There are no words. Actually, yes, there are two: cerebral hemorrhage.
The rest of the film lives and dies by its actors. Leading lady Tina Majorino, who most folks will probably know best as Napoleon Dynamite’s bubbly gal-pal, has the right curiosity and look for the role, but is paired with a pretty foul accent and a ceaseless narration — it’s as if the producers felt the audience would change the channel if there was a second of silence, so the film is wall-to-wall noise and dialogue, which is quite exhausting. It’s intriguing to see the rest of the interpretations of the characters though, for better or for worse. Christopher Lloyd is basically doing his usual Doc Brown thing as the White Knight, while Martin Short is actually hysterical as the Mad Hatter, leaps and bounds better than Johnny Depp in the same role.
Miranda Richardson as the Queen of Hearts, however, is a shrieking calamity, and her presence on screen murders fun. Ben Kingsley appears as the Caterpillar for only a few minutes to be completely bored and flat, while Whoopi Goldberg as the Cheshire Cat is her usual obnoxious self.
A few words have to be said about Gene Wilder as the Mock Turtle, however. Alice in Wonderland is credited as his last role to date in a feature film, and could likely be his last. Even when given only a few things to do in the simplest, stupidest role — as a man with a turtleshell on his back — he reminded me of why he has been such a magnetic and hilarious comedic presence in his career. If the film is worth seeking out for any reason, it has to be the seven minutes he’s on screen.
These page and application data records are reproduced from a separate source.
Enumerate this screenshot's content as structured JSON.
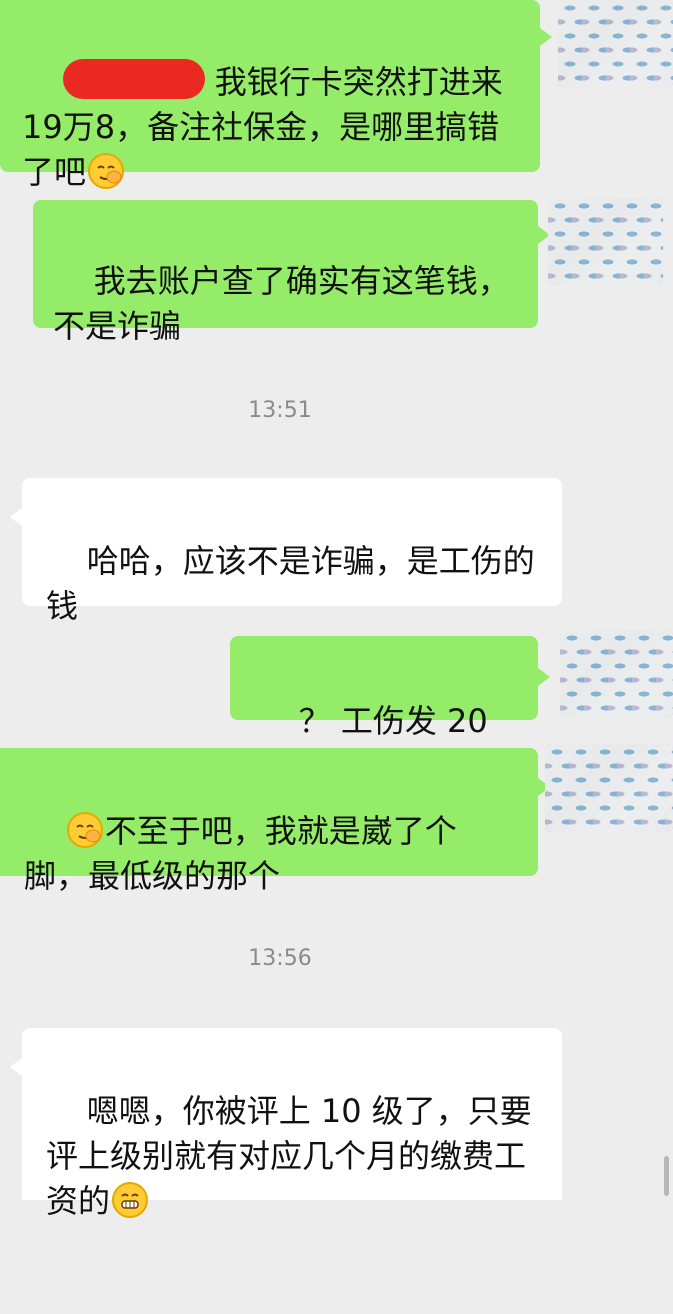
{
  "messages": [
    {
      "side": "out",
      "text_before": "",
      "text": "我银行卡突然打进来19万8，备注社保金，是哪里搞错了吧",
      "emoji": "facepalm-emoji"
    },
    {
      "side": "out",
      "text": "我去账户查了确实有这笔钱，不是诈骗"
    },
    {
      "type": "time",
      "text": "13:51"
    },
    {
      "side": "in",
      "text": "哈哈，应该不是诈骗，是工伤的钱"
    },
    {
      "side": "out",
      "text": "？ 工伤发 20 万？"
    },
    {
      "side": "out",
      "emoji_before": "facepalm-emoji",
      "text": "不至于吧，我就是崴了个脚，最低级的那个"
    },
    {
      "type": "time",
      "text": "13:56"
    },
    {
      "side": "in",
      "text": "嗯嗯，你被评上 10 级了，只要评上级别就有对应几个月的缴费工资的",
      "emoji": "grin-emoji"
    }
  ],
  "colors": {
    "background": "#ededed",
    "outgoing_bubble": "#95ec69",
    "incoming_bubble": "#ffffff",
    "redaction": "#ea2a22",
    "timestamp": "#8a8a8a"
  }
}
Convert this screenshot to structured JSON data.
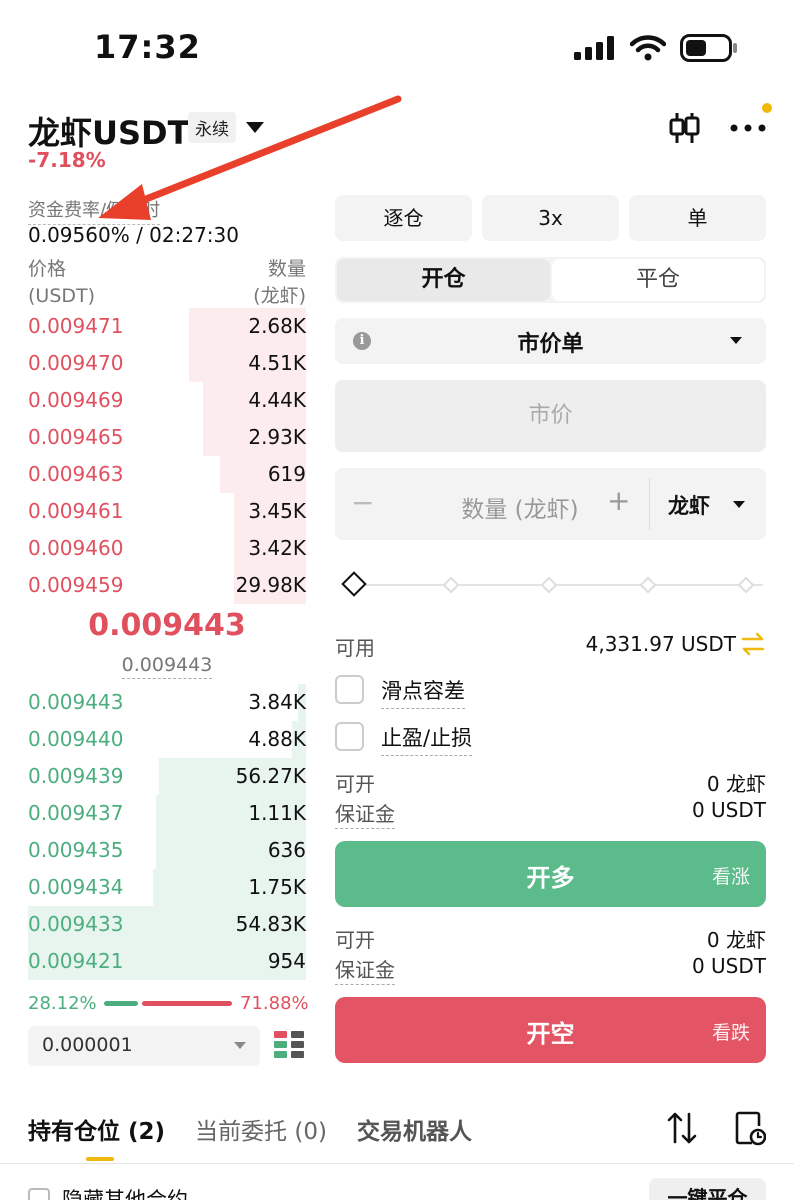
{
  "status_bar": {
    "time": "17:32"
  },
  "header": {
    "pair": "龙虾USDT",
    "contract_type": "永续",
    "change": "-7.18%",
    "icons": [
      "candlestick-chart-icon",
      "more-icon"
    ]
  },
  "funding": {
    "label": "资金费率/倒计时",
    "value": "0.09560% / 02:27:30"
  },
  "orderbook": {
    "price_header": [
      "价格",
      "(USDT)"
    ],
    "qty_header": [
      "数量",
      "(龙虾)"
    ],
    "asks": [
      {
        "price": "0.009471",
        "qty": "2.68K",
        "depth": 0.42
      },
      {
        "price": "0.009470",
        "qty": "4.51K",
        "depth": 0.42
      },
      {
        "price": "0.009469",
        "qty": "4.44K",
        "depth": 0.37
      },
      {
        "price": "0.009465",
        "qty": "2.93K",
        "depth": 0.37
      },
      {
        "price": "0.009463",
        "qty": "619",
        "depth": 0.31
      },
      {
        "price": "0.009461",
        "qty": "3.45K",
        "depth": 0.26
      },
      {
        "price": "0.009460",
        "qty": "3.42K",
        "depth": 0.26
      },
      {
        "price": "0.009459",
        "qty": "29.98K",
        "depth": 0.26
      }
    ],
    "last_price": "0.009443",
    "mark_price": "0.009443",
    "bids": [
      {
        "price": "0.009443",
        "qty": "3.84K",
        "depth": 0.03
      },
      {
        "price": "0.009440",
        "qty": "4.88K",
        "depth": 0.05
      },
      {
        "price": "0.009439",
        "qty": "56.27K",
        "depth": 0.53
      },
      {
        "price": "0.009437",
        "qty": "1.11K",
        "depth": 0.54
      },
      {
        "price": "0.009435",
        "qty": "636",
        "depth": 0.54
      },
      {
        "price": "0.009434",
        "qty": "1.75K",
        "depth": 0.55
      },
      {
        "price": "0.009433",
        "qty": "54.83K",
        "depth": 1.0
      },
      {
        "price": "0.009421",
        "qty": "954",
        "depth": 1.0
      }
    ],
    "buy_ratio": "28.12%",
    "sell_ratio": "71.88%",
    "precision": "0.000001"
  },
  "trade": {
    "margin_mode": "逐仓",
    "leverage": "3x",
    "position_mode": "单",
    "tab_open": "开仓",
    "tab_close": "平仓",
    "order_type": "市价单",
    "price_placeholder": "市价",
    "qty_placeholder": "数量 (龙虾)",
    "qty_unit": "龙虾",
    "available_label": "可用",
    "available_value": "4,331.97 USDT",
    "slippage_label": "滑点容差",
    "tpsl_label": "止盈/止损",
    "long": {
      "can_open_label": "可开",
      "can_open_value": "0 龙虾",
      "margin_label": "保证金",
      "margin_value": "0 USDT",
      "button": "开多",
      "sub": "看涨"
    },
    "short": {
      "can_open_label": "可开",
      "can_open_value": "0 龙虾",
      "margin_label": "保证金",
      "margin_value": "0 USDT",
      "button": "开空",
      "sub": "看跌"
    }
  },
  "bottom": {
    "tab_positions": "持有仓位 (2)",
    "tab_orders": "当前委托 (0)",
    "tab_bot": "交易机器人",
    "hide_label": "隐藏其他合约",
    "close_all": "一键平仓"
  },
  "colors": {
    "ask": "#e0505e",
    "bid": "#4cae7e",
    "accent": "#f0b90b",
    "annotation": "#e8402a"
  }
}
There are no special features on the DVD, nor are there any foreign language options, making it even more apparent that this release is a cash-in on the media frenzy behind Mr. Burton’s take. Also, it’s the standard version as it was presented on television, so no widescreen for you.
But don’t let that fool you: between this film and the one that came out in March, this is far and away the better option.